How to Become a Better Poker Player

Poker is a game of chance and luck, but it’s also a game of skill. While some players rely on luck, the vast majority of poker players make money over the long-term because they use strategy and knowledge to improve their odds of winning.

If you want to become a better poker player, the first thing that you need to do is learn how to count cards. This will help you understand the basic rules of poker and will allow you to play a good hand. It will also help you think critically and logically, which is important for the game of poker.

To get started, you will need a deck of cards and some chips. Usually, the white chip is worth one unit of wagering and the other colored chips have different values. The highest value is blue, followed by black and then red. To play poker, each player must buy in for a certain amount of chips. Then the dealer will shuffle and deal the cards out. The first player to act will call the bet and put their chips into the pot. The player to their left will then do the same.

When a player calls a bet, they must decide whether to raise the bet or fold. It is important to remember that the goal of poker is to win more money than your opponents. So, if you have a good hand, don’t be afraid to raise your bets.

In order to make money, you must have a solid understanding of poker betting terms and basic hand rankings. Luckily, there are many resources online that can teach you the basics of poker betting and hand rankings. You can also practice by playing poker with friends and observing other players’ actions. Observing the mistakes of your opponents will help you develop good instincts.

There are several variations of poker, but most games involve a maximum of five cards. Some games have more rounds of betting than others, but the objective remains the same – to make a strong hand and beat your opponents. The most popular variation of poker is Texas Hold’em, which has a low house edge and is easy to play for beginners.

Another benefit of playing poker is that it teaches you how to evaluate risks. This is an important life skill to have because it will enable you to make smarter decisions in your personal and business lives. It will also help you avoid bad investments and poor decisions that can cost you a lot of money.

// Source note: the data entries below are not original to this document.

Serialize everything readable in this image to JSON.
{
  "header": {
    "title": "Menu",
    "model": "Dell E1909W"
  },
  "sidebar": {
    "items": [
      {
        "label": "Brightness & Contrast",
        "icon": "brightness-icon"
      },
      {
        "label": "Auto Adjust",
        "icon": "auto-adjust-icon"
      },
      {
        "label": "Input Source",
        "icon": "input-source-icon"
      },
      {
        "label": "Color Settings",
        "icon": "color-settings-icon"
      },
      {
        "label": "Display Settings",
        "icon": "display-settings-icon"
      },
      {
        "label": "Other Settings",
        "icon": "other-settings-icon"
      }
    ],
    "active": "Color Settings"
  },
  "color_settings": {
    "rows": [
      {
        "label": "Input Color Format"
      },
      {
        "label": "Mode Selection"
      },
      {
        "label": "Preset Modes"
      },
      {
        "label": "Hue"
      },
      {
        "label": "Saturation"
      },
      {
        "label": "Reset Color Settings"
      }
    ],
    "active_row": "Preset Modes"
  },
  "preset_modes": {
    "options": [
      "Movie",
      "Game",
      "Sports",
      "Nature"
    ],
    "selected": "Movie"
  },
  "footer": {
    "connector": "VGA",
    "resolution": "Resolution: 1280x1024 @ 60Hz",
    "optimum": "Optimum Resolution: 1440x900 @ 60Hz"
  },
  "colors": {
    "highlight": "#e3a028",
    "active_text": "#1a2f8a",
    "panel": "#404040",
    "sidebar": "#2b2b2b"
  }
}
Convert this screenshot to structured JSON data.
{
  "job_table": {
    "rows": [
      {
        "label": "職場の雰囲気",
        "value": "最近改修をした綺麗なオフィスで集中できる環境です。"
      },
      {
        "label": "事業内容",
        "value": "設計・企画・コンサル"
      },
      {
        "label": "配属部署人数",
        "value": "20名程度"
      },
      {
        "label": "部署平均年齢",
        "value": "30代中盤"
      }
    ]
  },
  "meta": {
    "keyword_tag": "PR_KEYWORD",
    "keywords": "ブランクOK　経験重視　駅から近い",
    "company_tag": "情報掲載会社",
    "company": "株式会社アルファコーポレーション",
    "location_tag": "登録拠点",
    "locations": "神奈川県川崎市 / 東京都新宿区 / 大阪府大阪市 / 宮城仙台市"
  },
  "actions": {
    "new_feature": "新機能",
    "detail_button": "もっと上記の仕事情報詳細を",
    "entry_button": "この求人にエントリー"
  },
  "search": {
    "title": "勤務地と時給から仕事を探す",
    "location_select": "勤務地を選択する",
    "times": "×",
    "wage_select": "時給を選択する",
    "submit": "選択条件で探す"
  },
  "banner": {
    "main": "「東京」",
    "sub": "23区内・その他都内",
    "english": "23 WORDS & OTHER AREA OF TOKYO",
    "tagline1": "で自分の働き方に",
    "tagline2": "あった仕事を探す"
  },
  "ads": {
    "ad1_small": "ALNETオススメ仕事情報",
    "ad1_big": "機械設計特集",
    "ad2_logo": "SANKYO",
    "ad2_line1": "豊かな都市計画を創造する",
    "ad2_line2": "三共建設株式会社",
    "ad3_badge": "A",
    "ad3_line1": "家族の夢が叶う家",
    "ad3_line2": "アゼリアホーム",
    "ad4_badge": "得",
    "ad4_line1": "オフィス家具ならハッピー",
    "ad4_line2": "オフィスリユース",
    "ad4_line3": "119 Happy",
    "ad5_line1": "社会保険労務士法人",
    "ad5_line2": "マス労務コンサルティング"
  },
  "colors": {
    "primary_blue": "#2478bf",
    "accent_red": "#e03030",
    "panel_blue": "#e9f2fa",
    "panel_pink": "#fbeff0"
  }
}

Poker is a mental game, so it requires a high level of concentration. You must pay close attention to the cards and to your opponents’ body language. It takes a lot of focus to be able to keep up with the other players’ bets, so this game will definitely train your mind to increase your concentration levels. In addition, poker helps you develop social skills and improve your emotional intelligence.